His Love of the Ocean Inspired His Gift
Eck Meng Goh’s gift to UCLA Anderson was inspired by his young daughter, who chose donations to ocean-saving causes in lieu of birthday presents
Goh believes what’s important is making sure we have sufficient resources for the growth of life on the planet
MBA student Sarah Heiser (’23) currently holds the Goh fellowship
Eck Meng Goh (’92), founder and CEO of Singapore-based Stratos Capital Private Ltd., cares deeply about Earth’s oceans.
He and his daughter, Elizabeth, love to scuba dive, and together they’ve seen the bleaching of coral reefs, a phenomenon that occurs when warming ocean waters cause coral to expel algae and turn white, which distresses them and exposes them to mortality. Determined to make a difference, Elizabeth asked her friends and family to recognize her birthday with donations to causes dedicated to healing the oceans — with the Gohs pledging to match their gifts dollar for dollar.
“I thought it was important to lead by example. Seventy percent of the world is covered by water, and the water is filled with plastics. We as a race, as humans, have been choking it.”
Elizabeth’s selflessness (which has spanned several birthdays by now) inspired her father to endow UCLA Anderson with a fellowship providing financial support to a student interested in environmental causes. “I thought it was important for me to lead as well by example,” Goh says. “Seventy percent of the world is covered by water, and the water is filled with plastics. We as a race, as humans, have been choking it. I’m very glad that people are starting to take notice of how important the oceans are for sustaining life, human life, on Earth. So that’s why I also chose saving the oceans as an important thing.”
Goh founded Stratos Capital and has been its chairman and CEO since 2007. He has more than 20 years of experience in investment banking and private-sector management, and is currently managing director of several family-owned businesses with primary interest in property and investments. Before settling in Singapore, he spent over 10 years in New York and San Francisco as an investment banker with Deutsche Bank, Dresdner Kleinwort Benson and Citibank. In addition to his UCLA Anderson MBA, he holds a bachelor’s degree in economics from Monash University in Australia.
Goh recently returned to campus to attend his 30th reunion, meeting with old classmates as well as UCLA Anderson Dean Tony Bernardo and MBA student Sarah Heiser (’23), who holds the Goh fellowship.
“She’s lovely,” Goh says of Heiser. “I’m so glad that she is also evolving herself. She was asking me if the fellowship was aimed only at social impact, and I said, ‘No. It doesn’t have to be social impact. It doesn’t have to be not-for-profit. What’s important is making sure that we have sufficient resources for the growth of life on this planet.’”
He says his interest as a young UCLA student was not necessarily in studying finance.
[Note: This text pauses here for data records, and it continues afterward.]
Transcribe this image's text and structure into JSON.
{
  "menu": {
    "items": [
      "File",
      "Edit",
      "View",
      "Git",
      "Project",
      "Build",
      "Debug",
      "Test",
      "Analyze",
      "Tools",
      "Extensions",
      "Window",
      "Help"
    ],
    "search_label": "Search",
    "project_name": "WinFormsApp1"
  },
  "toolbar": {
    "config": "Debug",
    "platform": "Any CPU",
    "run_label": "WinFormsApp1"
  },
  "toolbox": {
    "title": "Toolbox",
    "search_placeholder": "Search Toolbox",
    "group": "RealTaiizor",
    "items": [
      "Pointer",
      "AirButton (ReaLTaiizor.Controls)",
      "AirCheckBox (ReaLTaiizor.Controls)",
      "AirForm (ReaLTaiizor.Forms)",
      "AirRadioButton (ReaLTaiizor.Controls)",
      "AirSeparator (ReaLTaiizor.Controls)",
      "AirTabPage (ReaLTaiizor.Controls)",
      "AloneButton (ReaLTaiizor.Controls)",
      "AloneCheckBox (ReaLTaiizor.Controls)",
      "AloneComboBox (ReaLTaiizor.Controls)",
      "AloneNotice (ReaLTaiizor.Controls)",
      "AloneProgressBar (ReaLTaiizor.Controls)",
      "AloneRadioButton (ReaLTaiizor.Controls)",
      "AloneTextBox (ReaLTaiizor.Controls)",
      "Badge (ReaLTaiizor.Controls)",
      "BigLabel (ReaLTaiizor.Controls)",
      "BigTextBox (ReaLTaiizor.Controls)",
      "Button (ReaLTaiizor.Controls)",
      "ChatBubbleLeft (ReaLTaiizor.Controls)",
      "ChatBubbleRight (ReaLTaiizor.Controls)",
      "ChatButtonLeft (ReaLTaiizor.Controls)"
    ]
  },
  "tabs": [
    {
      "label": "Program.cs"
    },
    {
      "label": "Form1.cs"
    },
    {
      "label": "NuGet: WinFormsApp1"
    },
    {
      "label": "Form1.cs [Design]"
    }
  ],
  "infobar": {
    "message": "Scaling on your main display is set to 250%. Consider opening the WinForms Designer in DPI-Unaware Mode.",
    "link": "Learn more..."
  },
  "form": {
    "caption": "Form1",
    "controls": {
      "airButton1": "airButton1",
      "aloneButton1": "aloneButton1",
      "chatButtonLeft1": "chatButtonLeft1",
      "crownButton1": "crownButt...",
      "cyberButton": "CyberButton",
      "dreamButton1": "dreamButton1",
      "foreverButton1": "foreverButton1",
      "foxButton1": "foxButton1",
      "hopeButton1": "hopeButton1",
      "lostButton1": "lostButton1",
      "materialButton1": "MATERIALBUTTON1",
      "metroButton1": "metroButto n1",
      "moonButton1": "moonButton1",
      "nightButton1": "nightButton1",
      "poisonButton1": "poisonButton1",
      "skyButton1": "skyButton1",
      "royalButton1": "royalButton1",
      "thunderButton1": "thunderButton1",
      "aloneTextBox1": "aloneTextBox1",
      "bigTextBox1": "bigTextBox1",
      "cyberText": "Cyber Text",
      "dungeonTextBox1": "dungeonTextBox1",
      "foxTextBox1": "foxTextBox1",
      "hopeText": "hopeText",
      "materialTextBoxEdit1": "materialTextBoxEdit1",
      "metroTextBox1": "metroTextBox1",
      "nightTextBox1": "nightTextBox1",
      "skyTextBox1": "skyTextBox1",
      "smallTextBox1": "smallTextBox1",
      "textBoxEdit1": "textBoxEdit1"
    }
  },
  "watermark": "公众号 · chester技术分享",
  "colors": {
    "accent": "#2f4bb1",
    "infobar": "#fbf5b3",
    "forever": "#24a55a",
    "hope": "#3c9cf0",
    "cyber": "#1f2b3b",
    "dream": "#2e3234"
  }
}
“When I first came to Anderson, most of my classmates were interested in finance. I was already in finance, and that was probably the last thing on my mind,” Goh says. “I came to Anderson looking to expand my knowledge and expose myself to different things. I had also looked at the film school. I looked at urban planning. I looked at arts and not-for-profits too.”
Once enrolled at Anderson, Goh formed a relationship with Senior Associate Dean (then Professor) Al Osborne. “I just bonded with Al and I became one of his teaching assistants for the full-time program. Through that, I got to know him better,” Goh says. “He’s just a good guy, you know?”
Goh’s relationship with Osborne continues to this day. The reunion gave them another chance to catch up. Their bond played a role in Goh’s decision to create the fellowship, as did his family’s values.
“My family has always believed in education,” Goh says. “I delayed part of my donation because during the early stage of the pandemic, there were a lot of less fortunate people that needed financial assistance. So I delayed part of my giving while I was funding other causes to help the less fortunate in Singapore, particularly people who were not able to get medical help.
“Basically, education has been something that my family has always believed in because people help themselves,” he continues. “Hopefully by giving, I’ll inspire the future recipients to also give back to the school.”